Instructions to follow:
Check each line of the data below for the string "true". Then give the number of lines that have it, without anything else.

Start of Task material

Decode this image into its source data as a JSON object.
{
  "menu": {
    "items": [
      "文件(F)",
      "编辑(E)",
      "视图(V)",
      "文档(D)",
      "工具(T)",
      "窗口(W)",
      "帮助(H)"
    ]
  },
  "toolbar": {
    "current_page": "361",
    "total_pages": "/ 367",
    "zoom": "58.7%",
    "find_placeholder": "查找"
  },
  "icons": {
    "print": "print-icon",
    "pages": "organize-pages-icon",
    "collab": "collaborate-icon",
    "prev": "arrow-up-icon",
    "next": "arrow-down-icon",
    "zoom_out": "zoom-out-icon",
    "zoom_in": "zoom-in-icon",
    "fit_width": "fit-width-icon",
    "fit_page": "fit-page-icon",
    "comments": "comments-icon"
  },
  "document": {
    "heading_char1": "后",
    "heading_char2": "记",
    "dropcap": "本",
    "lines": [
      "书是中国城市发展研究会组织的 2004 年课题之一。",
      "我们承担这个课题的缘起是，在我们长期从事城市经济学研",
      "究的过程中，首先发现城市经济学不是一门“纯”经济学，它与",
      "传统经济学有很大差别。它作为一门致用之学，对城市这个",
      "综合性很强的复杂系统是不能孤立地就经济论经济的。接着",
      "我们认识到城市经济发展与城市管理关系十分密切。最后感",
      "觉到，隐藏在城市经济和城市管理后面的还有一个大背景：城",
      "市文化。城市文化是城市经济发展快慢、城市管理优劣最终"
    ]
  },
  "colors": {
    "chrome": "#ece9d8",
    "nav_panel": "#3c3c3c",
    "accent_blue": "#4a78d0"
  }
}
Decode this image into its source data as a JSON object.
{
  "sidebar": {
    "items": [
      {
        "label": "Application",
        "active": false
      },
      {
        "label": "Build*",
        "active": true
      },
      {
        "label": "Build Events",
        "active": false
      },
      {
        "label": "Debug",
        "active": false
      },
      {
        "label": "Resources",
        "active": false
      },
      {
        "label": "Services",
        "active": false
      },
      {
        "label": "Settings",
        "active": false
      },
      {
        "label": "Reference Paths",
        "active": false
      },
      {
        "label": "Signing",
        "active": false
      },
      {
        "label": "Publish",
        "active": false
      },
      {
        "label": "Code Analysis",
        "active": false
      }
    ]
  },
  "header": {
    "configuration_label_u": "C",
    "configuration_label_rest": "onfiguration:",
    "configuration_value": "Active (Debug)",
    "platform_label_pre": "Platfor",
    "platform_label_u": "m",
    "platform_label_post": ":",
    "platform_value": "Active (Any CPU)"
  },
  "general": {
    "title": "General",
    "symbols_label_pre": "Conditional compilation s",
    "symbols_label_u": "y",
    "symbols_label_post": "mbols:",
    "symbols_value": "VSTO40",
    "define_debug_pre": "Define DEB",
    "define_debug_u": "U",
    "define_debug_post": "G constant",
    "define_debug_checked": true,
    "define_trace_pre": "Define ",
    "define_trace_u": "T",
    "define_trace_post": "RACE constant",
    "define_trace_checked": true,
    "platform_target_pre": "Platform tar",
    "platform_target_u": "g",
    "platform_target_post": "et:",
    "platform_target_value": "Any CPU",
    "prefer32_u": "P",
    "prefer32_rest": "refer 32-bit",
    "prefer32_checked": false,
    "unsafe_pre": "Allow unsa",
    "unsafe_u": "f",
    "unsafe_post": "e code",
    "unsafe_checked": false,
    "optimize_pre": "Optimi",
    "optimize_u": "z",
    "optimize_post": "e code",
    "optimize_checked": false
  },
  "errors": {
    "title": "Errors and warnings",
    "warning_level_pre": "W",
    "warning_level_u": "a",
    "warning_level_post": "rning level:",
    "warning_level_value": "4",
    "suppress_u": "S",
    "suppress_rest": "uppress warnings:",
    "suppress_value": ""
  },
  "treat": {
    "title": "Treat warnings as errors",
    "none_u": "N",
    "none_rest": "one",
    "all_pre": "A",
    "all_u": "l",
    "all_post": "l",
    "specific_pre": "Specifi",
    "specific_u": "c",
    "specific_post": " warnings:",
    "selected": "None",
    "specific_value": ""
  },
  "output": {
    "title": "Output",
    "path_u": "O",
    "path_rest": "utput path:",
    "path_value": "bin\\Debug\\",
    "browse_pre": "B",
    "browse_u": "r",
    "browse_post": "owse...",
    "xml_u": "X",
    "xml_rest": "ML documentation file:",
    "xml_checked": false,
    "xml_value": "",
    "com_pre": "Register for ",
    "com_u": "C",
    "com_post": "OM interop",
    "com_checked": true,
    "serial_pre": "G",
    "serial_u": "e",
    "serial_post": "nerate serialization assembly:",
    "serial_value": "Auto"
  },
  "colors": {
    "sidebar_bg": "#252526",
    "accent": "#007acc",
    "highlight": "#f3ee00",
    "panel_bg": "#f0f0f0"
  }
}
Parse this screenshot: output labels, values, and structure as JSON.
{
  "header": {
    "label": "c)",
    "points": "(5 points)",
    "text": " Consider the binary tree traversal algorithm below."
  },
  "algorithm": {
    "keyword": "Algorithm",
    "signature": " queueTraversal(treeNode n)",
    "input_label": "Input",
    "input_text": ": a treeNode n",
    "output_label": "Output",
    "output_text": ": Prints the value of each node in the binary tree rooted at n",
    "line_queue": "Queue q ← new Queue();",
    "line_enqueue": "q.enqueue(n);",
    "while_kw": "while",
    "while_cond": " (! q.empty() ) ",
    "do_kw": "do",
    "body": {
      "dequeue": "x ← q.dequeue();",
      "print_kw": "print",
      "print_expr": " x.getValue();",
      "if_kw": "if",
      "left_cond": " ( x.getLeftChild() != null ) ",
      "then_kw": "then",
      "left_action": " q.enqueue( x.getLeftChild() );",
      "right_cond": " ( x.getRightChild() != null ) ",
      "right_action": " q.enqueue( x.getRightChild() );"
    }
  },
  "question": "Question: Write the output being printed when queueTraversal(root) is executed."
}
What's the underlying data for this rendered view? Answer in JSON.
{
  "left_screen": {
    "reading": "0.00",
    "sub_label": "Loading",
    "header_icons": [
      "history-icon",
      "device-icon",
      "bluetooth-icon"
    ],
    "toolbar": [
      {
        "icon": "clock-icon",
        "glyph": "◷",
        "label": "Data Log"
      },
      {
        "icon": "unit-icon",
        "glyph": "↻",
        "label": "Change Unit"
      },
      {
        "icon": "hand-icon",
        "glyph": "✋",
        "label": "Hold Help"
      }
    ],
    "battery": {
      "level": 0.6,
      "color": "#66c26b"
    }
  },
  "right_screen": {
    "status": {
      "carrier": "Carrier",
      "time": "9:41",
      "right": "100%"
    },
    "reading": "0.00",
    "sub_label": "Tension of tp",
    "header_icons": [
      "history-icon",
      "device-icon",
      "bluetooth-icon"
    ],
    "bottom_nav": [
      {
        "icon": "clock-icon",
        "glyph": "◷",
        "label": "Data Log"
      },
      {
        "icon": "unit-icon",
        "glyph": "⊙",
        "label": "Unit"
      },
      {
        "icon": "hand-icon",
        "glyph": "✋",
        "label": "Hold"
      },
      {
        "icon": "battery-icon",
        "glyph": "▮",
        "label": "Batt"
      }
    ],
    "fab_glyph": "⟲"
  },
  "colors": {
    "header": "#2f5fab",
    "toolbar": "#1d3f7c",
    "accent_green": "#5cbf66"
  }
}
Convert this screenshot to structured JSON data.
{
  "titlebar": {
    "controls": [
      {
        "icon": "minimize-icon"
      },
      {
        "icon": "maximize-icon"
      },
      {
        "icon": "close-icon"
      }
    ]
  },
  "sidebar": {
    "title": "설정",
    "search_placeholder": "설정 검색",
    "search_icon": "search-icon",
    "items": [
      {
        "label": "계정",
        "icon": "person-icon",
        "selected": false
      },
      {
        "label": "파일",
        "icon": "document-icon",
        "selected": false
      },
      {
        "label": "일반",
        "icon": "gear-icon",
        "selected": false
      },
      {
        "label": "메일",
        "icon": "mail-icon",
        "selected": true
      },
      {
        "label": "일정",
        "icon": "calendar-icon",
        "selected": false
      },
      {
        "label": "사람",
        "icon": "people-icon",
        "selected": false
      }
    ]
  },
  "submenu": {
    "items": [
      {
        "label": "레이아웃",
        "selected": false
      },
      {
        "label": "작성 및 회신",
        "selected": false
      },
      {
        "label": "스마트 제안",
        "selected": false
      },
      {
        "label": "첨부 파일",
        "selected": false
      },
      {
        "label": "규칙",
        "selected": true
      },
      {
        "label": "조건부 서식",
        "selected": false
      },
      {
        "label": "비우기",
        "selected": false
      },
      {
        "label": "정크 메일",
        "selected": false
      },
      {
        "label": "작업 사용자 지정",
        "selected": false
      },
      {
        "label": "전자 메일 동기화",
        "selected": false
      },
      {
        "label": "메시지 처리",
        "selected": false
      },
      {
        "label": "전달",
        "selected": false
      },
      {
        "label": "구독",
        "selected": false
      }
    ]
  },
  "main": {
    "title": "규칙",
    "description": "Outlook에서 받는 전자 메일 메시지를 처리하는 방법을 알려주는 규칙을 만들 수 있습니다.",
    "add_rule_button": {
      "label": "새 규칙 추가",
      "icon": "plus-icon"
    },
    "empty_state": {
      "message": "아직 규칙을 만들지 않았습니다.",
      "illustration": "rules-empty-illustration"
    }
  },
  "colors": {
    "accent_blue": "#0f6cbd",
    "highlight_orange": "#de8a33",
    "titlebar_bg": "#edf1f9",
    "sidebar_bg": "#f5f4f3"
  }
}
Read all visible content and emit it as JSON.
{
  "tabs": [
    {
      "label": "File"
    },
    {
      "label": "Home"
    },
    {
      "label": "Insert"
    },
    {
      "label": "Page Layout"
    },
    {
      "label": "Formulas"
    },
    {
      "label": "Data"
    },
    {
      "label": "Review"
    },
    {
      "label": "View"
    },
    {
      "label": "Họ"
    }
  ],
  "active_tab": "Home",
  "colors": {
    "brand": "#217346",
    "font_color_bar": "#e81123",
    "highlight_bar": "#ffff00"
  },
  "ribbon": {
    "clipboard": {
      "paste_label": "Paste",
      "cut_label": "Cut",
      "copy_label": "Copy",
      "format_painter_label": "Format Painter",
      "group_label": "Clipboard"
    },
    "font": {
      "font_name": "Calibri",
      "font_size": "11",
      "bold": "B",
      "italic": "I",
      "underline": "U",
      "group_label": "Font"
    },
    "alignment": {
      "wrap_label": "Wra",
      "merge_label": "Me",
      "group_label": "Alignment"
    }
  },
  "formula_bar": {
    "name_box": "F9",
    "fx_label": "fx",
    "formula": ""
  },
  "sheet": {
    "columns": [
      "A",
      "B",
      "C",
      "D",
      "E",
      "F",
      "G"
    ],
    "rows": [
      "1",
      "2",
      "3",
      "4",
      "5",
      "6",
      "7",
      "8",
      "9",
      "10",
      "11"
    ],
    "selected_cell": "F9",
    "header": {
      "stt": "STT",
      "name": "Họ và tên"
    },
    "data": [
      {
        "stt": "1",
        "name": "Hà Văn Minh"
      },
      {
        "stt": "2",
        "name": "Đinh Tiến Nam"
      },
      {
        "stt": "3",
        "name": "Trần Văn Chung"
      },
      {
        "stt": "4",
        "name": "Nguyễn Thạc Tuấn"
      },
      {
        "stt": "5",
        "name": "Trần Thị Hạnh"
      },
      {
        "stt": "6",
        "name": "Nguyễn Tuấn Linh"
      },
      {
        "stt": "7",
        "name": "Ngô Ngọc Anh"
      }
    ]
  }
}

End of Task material

Result of the task:
6